  • PRNTF Microscopy Instruments include:
    • Field-Emission Scanning Electron Microscope – JEOL 7500F HRSEM
    • Environmental Scanning Electron Microscope – FEI 600 Quanta FEG SEM
    • Focused Ion Beam – FEI Strata DB235 FIB
    • High Resolution Transmission Electron Microscope – JEOL 2010 TEM
    • Field Emission Transmission Electron Microscope – JEOL 2010F
  • TEM/STEM/EFTEM
Facility Type: 

Instruments

  1. FEI 600 Quanta FEG ESEM

    The Quanta 600 FEG Mark II scanning electron microscope (SEM) is equipped with a unique array of accessories to enable the combination of high-resolution imaging and nanoscale manipulation allowing for powerful in situ experiments involving controlled stimuli and correlated response.

  2. FEI Strata DB235 Focused Ion Beam

    The FEI Strata DB235 Focused Ion Beam bridges the gap between nanocharacterization and nanomachining by combining a high resolution field-emission scanning electron microscope with a focused ion beam. Uniting these techniques in a single instrument allows users to seamlessly switch from secondary electron imaging to precision ion milling and ion-beam assisted material depostion and selective etching. Four gas injection systems will allow for platinum deposition and selective etching of carbon, metals, and oxides.

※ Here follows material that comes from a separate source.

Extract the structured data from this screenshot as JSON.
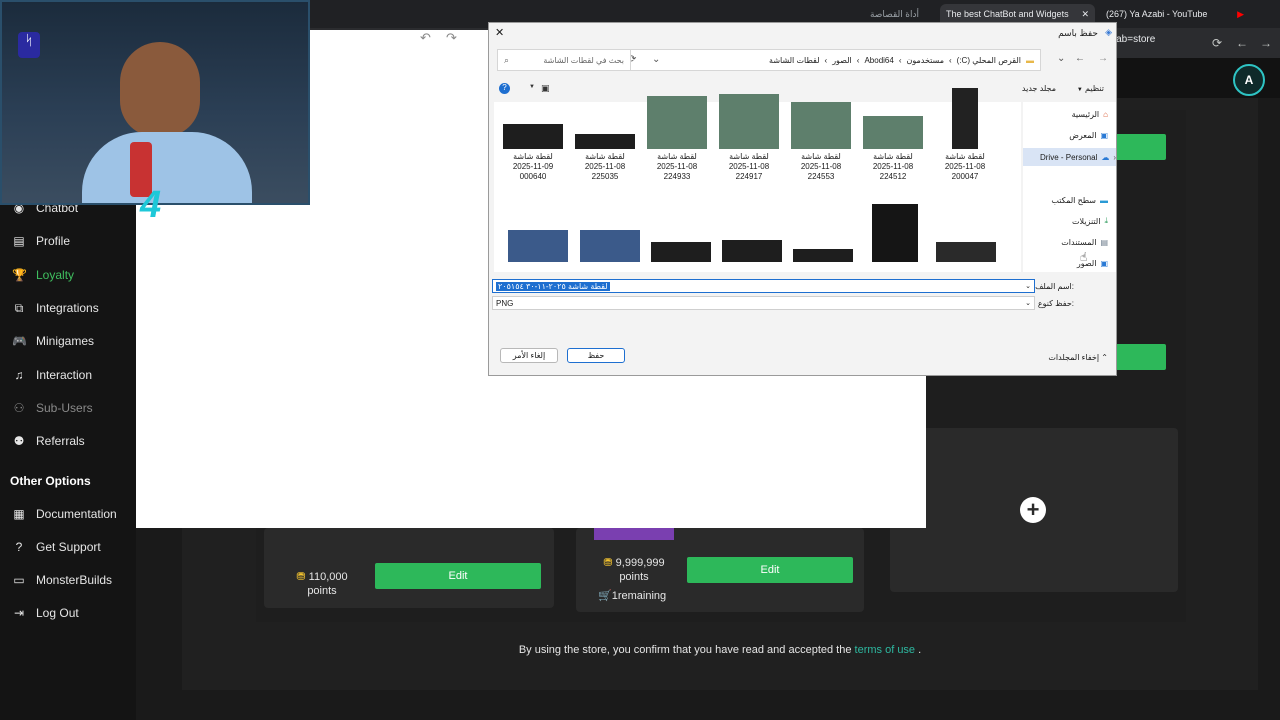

  3. JEOL 2010 TEM

    The JEOL 2010 TEM is available for both conventional and high resolution TEM imaging. It is equipped with single tilt, double-tilt, heating and cooling sample holders for a wide range of imaging experiments. The analytical objective lens pole piece on this microscope allows for sample tilting up to 45 degrees, yet maintains a point-to-point resolution of 0.25 nm. In addition to the conventional plate camera, this instrument is equipped with a Gatan Peltier cooled CCD imaging system for high quality digital imaging.

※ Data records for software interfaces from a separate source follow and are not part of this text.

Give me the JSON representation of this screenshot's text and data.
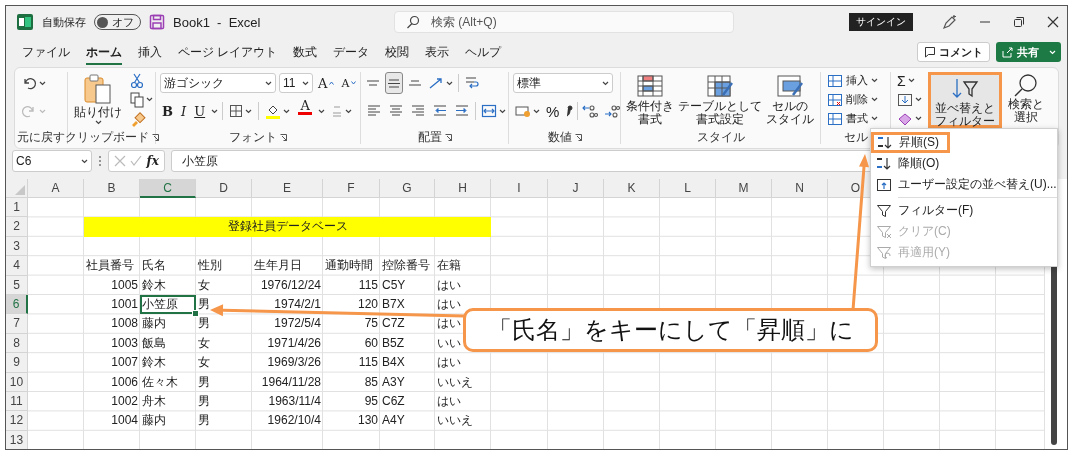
{
  "title_bar": {
    "autosave_label": "自動保存",
    "autosave": {
      "label": "オフ",
      "on": false
    },
    "document_title": "Book1  -  Excel",
    "search": {
      "placeholder": "検索 (Alt+Q)"
    },
    "signin": "サインイン"
  },
  "menu": {
    "tabs": [
      {
        "label": "ファイル",
        "selected": false
      },
      {
        "label": "ホーム",
        "selected": true
      },
      {
        "label": "挿入",
        "selected": false
      },
      {
        "label": "ページ レイアウト",
        "selected": false
      },
      {
        "label": "数式",
        "selected": false
      },
      {
        "label": "データ",
        "selected": false
      },
      {
        "label": "校閲",
        "selected": false
      },
      {
        "label": "表示",
        "selected": false
      },
      {
        "label": "ヘルプ",
        "selected": false
      }
    ],
    "comment_button": "コメント",
    "share_button": "共有"
  },
  "ribbon": {
    "groups": [
      {
        "kind": "undo",
        "label": "元に戻す",
        "redo_disabled": true
      },
      {
        "kind": "clipboard",
        "label": "クリップボード",
        "paste": "貼り付け"
      },
      {
        "kind": "font",
        "label": "フォント",
        "font_name": "游ゴシック",
        "font_size": "11",
        "grow": "A",
        "shrink": "A",
        "styles": [
          "B",
          "I",
          "U"
        ],
        "font_color": "A"
      },
      {
        "kind": "alignment",
        "label": "配置",
        "vertical_buttons": [
          {
            "kind": "top",
            "selected": false
          },
          {
            "kind": "middle",
            "selected": true
          },
          {
            "kind": "bottom",
            "selected": false
          }
        ]
      },
      {
        "kind": "number",
        "label": "数値",
        "format": "標準",
        "percent": "%"
      },
      {
        "kind": "styles",
        "label": "スタイル",
        "buttons": [
          {
            "kind": "conditional",
            "lines": [
              "条件付き",
              "書式"
            ]
          },
          {
            "kind": "table",
            "lines": [
              "テーブルとして",
              "書式設定"
            ]
          },
          {
            "kind": "cell",
            "lines": [
              "セルの",
              "スタイル"
            ]
          }
        ]
      },
      {
        "kind": "cells",
        "label": "セル",
        "buttons": [
          {
            "kind": "insert",
            "label": "挿入"
          },
          {
            "kind": "delete",
            "label": "削除"
          },
          {
            "kind": "format",
            "label": "書式"
          }
        ]
      },
      {
        "kind": "editing",
        "sum": "Σ",
        "sort": {
          "lines": [
            "並べ替えと",
            "フィルター"
          ],
          "highlighted": true
        },
        "find": {
          "lines": [
            "検索と",
            "選択"
          ]
        }
      }
    ]
  },
  "formula_bar": {
    "name_box": "C6",
    "function_button": "fx",
    "formula": "小笠原"
  },
  "sheet": {
    "columns": [
      {
        "letter": "A",
        "selected": false
      },
      {
        "letter": "B",
        "selected": false,
        "numeric": true
      },
      {
        "letter": "C",
        "selected": true,
        "numeric": false
      },
      {
        "letter": "D",
        "selected": false,
        "numeric": false
      },
      {
        "letter": "E",
        "selected": false,
        "numeric": true
      },
      {
        "letter": "F",
        "selected": false,
        "numeric": true
      },
      {
        "letter": "G",
        "selected": false,
        "numeric": false
      },
      {
        "letter": "H",
        "selected": false,
        "numeric": false
      },
      {
        "letter": "I",
        "selected": false
      },
      {
        "letter": "J",
        "selected": false
      },
      {
        "letter": "K",
        "selected": false
      },
      {
        "letter": "L",
        "selected": false
      },
      {
        "letter": "M",
        "selected": false
      },
      {
        "letter": "N",
        "selected": false
      },
      {
        "letter": "O",
        "selected": false
      }
    ],
    "rows": [
      {
        "number": "1",
        "kind": "empty",
        "selected": false
      },
      {
        "number": "2",
        "kind": "banner",
        "selected": false,
        "text": "登録社員データベース"
      },
      {
        "number": "3",
        "kind": "empty",
        "selected": false
      },
      {
        "number": "4",
        "kind": "header",
        "selected": false,
        "cells": [
          "社員番号",
          "氏名",
          "性別",
          "生年月日",
          "通勤時間",
          "控除番号",
          "在籍"
        ]
      },
      {
        "number": "5",
        "kind": "record",
        "selected": false,
        "cells": [
          "1005",
          "鈴木",
          "女",
          "1976/12/24",
          "115",
          "C5Y",
          "はい"
        ]
      },
      {
        "number": "6",
        "kind": "record",
        "selected": true,
        "cells": [
          "1001",
          "小笠原",
          "男",
          "1974/2/1",
          "120",
          "B7X",
          "はい"
        ]
      },
      {
        "number": "7",
        "kind": "record",
        "selected": false,
        "cells": [
          "1008",
          "藤内",
          "男",
          "1972/5/4",
          "75",
          "C7Z",
          "はい"
        ]
      },
      {
        "number": "8",
        "kind": "record",
        "selected": false,
        "cells": [
          "1003",
          "飯島",
          "女",
          "1971/4/26",
          "60",
          "B5Z",
          "いい"
        ]
      },
      {
        "number": "9",
        "kind": "record",
        "selected": false,
        "cells": [
          "1007",
          "鈴木",
          "女",
          "1969/3/26",
          "115",
          "B4X",
          "はい"
        ]
      },
      {
        "number": "10",
        "kind": "record",
        "selected": false,
        "cells": [
          "1006",
          "佐々木",
          "男",
          "1964/11/28",
          "85",
          "A3Y",
          "いいえ"
        ]
      },
      {
        "number": "11",
        "kind": "record",
        "selected": false,
        "cells": [
          "1002",
          "舟木",
          "男",
          "1963/11/4",
          "95",
          "C6Z",
          "はい"
        ]
      },
      {
        "number": "12",
        "kind": "record",
        "selected": false,
        "cells": [
          "1004",
          "藤内",
          "男",
          "1962/10/4",
          "130",
          "A4Y",
          "いいえ"
        ]
      },
      {
        "number": "13",
        "kind": "empty",
        "selected": false
      }
    ]
  },
  "sort_menu": {
    "sections": [
      [
        {
          "kind": "asc",
          "label": "昇順(S)",
          "disabled": false,
          "highlighted": true
        },
        {
          "kind": "desc",
          "label": "降順(O)",
          "disabled": false,
          "highlighted": false
        },
        {
          "kind": "custom",
          "label": "ユーザー設定の並べ替え(U)...",
          "disabled": false,
          "highlighted": false
        }
      ],
      [
        {
          "kind": "filter",
          "label": "フィルター(F)",
          "disabled": false,
          "highlighted": false
        },
        {
          "kind": "clear",
          "label": "クリア(C)",
          "disabled": true,
          "highlighted": false
        },
        {
          "kind": "reapply",
          "label": "再適用(Y)",
          "disabled": true,
          "highlighted": false
        }
      ]
    ]
  },
  "annotation": {
    "text": "「氏名」をキーにして「昇順」に"
  }
}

  4. JEOL 2010F FEG HRTEM

    The JEOL 2010F TEM/STEM is a state-of-the-art field emission transmission electron microscope with capabilities ranging from nanobeam and convergent beam diffraction to high resolution phase contrast, analytical and energy filtered imaging. The 2010F has been optimized for analytical microscopy with a large solid angle for high X-ray throughput, scanning, scanning-transmission, and backscattered electron detectors and a Gatan image filter for energy filtered imaging and electron energy loss spectroscopy.

  5. JEOL 7500F HRSEM

    The JEOL 7500F scanning electron microscope (SEM) is our dedicated conventional and high-resolution imaging microscope. It is equipped with a range of detectors and imaging modes that allow for the study of a wide range of solid materials. Secondary and backscattered electron detectors allow for imaging of sample surfaces, whereas a scanning-transmission electron detector shows the internal structure of materials.